- **INSTRUCTIONS FOR THE TASK**:
For each line below that contains the word "selected", return that line.
** PROVIDED DATA follows **
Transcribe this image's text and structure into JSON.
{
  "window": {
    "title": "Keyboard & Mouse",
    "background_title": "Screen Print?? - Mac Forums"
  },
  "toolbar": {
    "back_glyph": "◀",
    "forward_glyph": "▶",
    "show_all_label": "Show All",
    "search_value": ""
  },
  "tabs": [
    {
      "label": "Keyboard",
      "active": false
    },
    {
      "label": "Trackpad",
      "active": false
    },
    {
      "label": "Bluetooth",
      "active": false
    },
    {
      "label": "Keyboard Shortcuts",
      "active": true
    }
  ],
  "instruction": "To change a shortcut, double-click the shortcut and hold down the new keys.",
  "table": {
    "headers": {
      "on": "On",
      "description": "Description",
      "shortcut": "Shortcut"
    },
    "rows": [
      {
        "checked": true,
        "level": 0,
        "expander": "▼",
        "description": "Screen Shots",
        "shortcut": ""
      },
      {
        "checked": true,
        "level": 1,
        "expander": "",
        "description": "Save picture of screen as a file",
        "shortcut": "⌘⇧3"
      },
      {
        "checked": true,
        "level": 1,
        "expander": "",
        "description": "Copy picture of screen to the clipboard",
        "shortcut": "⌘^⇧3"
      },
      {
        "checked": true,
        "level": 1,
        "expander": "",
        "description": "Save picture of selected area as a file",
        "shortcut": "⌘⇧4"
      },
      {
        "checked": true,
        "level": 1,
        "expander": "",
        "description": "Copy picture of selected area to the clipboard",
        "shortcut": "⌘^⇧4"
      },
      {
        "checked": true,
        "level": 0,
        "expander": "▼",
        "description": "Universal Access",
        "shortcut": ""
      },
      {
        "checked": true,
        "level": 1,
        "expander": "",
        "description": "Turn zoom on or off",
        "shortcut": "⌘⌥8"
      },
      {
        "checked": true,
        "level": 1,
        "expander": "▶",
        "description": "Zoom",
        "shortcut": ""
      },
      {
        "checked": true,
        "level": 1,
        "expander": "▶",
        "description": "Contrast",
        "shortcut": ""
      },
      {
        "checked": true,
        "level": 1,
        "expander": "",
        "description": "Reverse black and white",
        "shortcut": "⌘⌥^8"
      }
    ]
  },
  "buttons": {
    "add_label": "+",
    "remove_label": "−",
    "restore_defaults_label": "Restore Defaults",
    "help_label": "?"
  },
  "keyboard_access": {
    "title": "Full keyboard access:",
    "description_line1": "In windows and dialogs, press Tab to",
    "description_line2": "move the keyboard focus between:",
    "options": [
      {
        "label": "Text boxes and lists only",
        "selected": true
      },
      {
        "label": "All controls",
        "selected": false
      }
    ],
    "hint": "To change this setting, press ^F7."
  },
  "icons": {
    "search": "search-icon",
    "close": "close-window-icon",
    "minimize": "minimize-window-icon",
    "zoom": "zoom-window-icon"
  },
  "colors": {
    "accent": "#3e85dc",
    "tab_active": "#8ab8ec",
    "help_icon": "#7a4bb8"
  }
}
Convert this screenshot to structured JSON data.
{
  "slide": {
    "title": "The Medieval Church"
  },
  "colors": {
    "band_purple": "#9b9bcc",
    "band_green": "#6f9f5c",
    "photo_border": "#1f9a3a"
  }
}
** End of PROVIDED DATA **
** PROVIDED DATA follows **
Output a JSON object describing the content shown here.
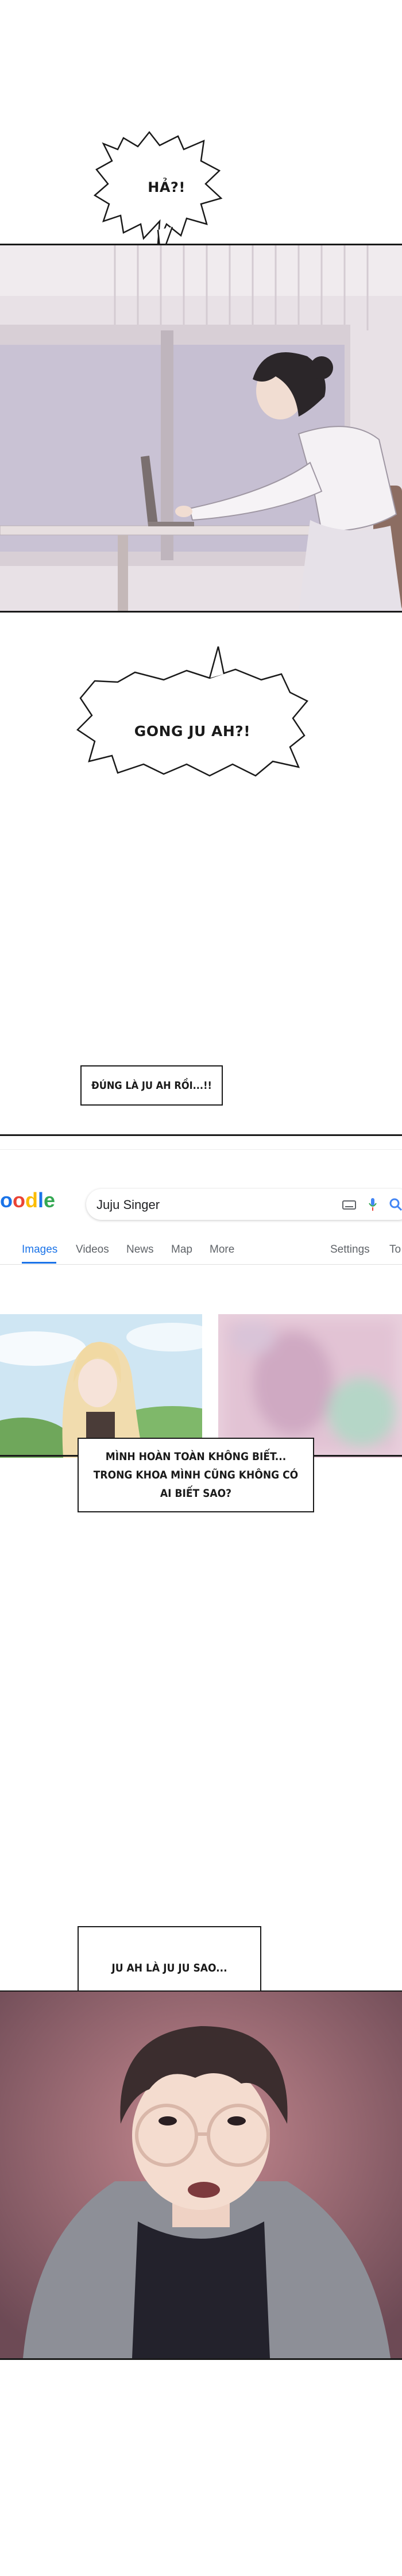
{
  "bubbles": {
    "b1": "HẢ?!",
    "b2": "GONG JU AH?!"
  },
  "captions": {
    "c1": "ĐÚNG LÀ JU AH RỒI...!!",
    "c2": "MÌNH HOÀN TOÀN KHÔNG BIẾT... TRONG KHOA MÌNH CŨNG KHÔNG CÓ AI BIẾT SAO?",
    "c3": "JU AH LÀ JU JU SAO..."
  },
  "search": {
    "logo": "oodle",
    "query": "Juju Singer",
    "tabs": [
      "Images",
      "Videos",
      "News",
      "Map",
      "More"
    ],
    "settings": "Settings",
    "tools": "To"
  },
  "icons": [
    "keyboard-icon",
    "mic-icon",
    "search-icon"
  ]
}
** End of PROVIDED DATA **
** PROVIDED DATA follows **
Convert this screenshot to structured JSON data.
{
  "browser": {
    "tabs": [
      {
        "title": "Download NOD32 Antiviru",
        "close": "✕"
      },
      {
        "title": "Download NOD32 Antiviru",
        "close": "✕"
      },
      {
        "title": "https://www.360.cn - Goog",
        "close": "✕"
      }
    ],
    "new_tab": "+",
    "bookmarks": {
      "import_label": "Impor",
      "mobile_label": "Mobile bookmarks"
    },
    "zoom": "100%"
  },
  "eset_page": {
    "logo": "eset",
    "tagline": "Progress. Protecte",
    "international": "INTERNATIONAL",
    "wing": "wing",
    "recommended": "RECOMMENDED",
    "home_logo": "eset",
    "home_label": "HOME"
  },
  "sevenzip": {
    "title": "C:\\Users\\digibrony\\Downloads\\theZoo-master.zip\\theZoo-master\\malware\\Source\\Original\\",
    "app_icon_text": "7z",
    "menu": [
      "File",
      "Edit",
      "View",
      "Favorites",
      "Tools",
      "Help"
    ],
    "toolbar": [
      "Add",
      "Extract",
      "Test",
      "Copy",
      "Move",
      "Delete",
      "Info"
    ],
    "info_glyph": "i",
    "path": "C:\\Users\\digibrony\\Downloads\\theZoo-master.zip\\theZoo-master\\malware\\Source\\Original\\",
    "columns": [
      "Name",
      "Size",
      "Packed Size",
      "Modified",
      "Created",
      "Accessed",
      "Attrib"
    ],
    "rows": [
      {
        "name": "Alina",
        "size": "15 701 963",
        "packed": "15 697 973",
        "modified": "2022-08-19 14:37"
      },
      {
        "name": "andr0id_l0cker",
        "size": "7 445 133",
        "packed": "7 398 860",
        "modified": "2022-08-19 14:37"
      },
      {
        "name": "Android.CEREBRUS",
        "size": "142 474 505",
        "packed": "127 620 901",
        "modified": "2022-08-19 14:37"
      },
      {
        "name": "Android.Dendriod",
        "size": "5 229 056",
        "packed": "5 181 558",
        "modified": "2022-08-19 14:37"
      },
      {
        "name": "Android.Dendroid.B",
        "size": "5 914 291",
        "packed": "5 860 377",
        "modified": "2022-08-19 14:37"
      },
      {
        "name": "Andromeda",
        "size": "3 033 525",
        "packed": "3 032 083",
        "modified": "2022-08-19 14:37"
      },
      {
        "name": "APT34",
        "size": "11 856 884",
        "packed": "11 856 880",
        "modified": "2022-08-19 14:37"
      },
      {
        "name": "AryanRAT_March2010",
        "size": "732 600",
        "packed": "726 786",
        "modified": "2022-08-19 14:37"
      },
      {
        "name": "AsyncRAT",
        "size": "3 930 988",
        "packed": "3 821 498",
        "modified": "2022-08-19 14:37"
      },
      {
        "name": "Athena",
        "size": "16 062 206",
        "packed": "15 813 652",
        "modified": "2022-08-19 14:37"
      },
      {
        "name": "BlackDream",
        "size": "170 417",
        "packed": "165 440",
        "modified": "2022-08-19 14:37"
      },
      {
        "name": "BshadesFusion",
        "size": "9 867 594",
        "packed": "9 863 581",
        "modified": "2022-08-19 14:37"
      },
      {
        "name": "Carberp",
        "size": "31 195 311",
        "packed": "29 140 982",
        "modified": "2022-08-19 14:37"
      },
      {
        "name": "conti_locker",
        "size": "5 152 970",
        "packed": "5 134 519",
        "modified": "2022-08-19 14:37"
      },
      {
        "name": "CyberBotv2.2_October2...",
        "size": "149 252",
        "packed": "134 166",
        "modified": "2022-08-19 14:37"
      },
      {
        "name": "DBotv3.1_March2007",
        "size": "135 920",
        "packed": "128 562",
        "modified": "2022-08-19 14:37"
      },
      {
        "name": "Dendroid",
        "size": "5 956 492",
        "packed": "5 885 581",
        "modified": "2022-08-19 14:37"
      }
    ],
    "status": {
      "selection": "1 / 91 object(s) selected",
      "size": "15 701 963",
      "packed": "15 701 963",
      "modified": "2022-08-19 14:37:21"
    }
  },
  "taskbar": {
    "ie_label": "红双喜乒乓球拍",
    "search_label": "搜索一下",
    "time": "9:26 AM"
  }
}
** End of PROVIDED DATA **
- **OUTPUT FOR THIS TASK**:
        "description": "Save picture of selected area as a file",
        "description": "Copy picture of selected area to the clipboard",
        "selected": true
        "selected": false
      "selection": "1 / 91 object(s) selected",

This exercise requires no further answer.